I feel like a broken record sometimes.
I get asked so many questions about the cost of living as a vegan, how much do I spend in a month or per meal, and I am happy to answer these questions but sometimes I don’t want to reveal my budget because I don’t view this as important. In the end, it’s just a number. Your desire to go vegan is more important than any number I can give you. The amount I spend per month will differ from the amount you spend per month, because our individual caloric needs and preferences vary, and because we most likely live in completely different parts of the world.
Instead of being concerned with how much others spend on food, I find it is more beneficial to examine your current spending habits if you want to go vegan but are worried you won’t be able to afford it.
Do you know how much do you spend on food currently?
It annoys me to no end when someone inquires about my food budget, learns how much I spend, then immediately discounts veganism because he claims he could never afford to spend that much on food in a month. Then when I ask him how much HE spends on food in a month, including eating out, coffee, alcohol, etc., he has NO FREAKING CLUE.
If you don’t know how much you spend on food currently, you can’t tell me you can’t afford to be vegan.
If you DO know how much you spend on food currently, I guarantee you could spend the same amount on vegan food and be happy, healthy, and satisfied.
If you want to spend MORE on food than what your current budget allows, you will have to adjust your spending elsewhere in your life. Quit coffee and alcohol completely. Simplify your life and stop buying stuff you don’t need. Cancel your Netflix subscription and gym membership. Sell your car. You don’t have to do all of these things at once just to afford fruits and veggies, but you get the idea. You can always trim your spending! Always!
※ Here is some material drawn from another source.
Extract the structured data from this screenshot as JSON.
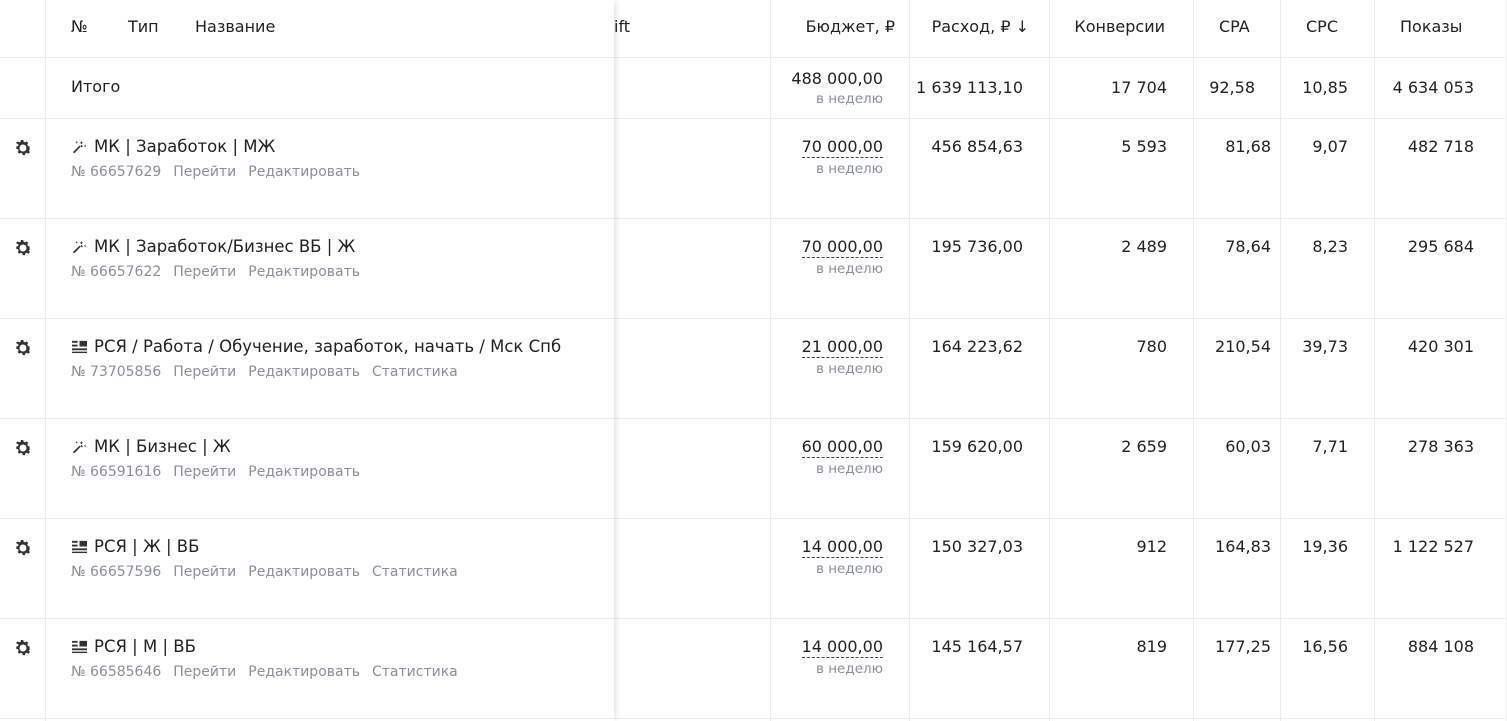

Yesterday I got lunch out with a friend, which is rare for me since I don’t eat out at all anymore. I paid £8.40 for a small baked potato with roasted veggies, a spoonful of hummus, and the smallest side salad you can imagine, with a large decaf soy latte to wash it down. For non-HCLF people, that may sound like a sufficient amount of food, but it wasn’t enough for me. I would have needed at least 6 potatoes to be satisfied. Eating out is never cost effective. Instead, I could have used that £8.4 to buy 10 sacks of sweet potatoes at Tesco (each kilogram sack costs .79). That would last me 10 meals!
Compare £8.4 to the cost of my meals at home: £4.17. On a typical day, I spend around £12.5 on food (or £375 per month).
Most people would spend £12.5 (if not more!) on one meal out without batting an eye.
If you make eating healthy vegan foods a priority in your life, you WILL find a way to afford it. I think some people, whether they realise it or not, use the purported cost as an excuse. They need a reason to justify their inaction and inability to change. I’m not saying everyone can afford to spend £375 per month on fruits and veggies, but it is completely possible to live as a vegan on much less.
Veganism is only expensive as the foods you buy. If you eat processed foods like veggie sausages and other mock meats, gourmet vegan cheeses, chocolate bars, ice cream, drink alcohol or coffee and eat out often, YES you will spend an exorbitant amount of money on vegan foods.
Stick to vegan staples because they are cheaper and more nutritious. Meal possibilities are endless with cheap staples like rice, potatoes, pasta, bread, and tinned beans and veggies. Frozen fruits and veggies are just as good as fresh (depending what you are making) and often they are cheaper, so shop around and compare prices.
Check out my money-saving tips for vegans on a budget as well as my favourite tips for saving money on fruits and veggies. If you Google ‘budget vegan,’ you’ll find a slew of websites offering tips and meal plans for even the most austere budget, even as low as $1.50 per day. Have a search and sift through the different websites just to get an idea about how cheaply you can eat as a vegan.
The biggest piece of advice I can offer you is to track your spending—every penny—so you know where your money goes. Examine your current spending habits and adjust them to make healthy vegan foods a priority. If you want to go vegan, go vegan and don’t wait another day.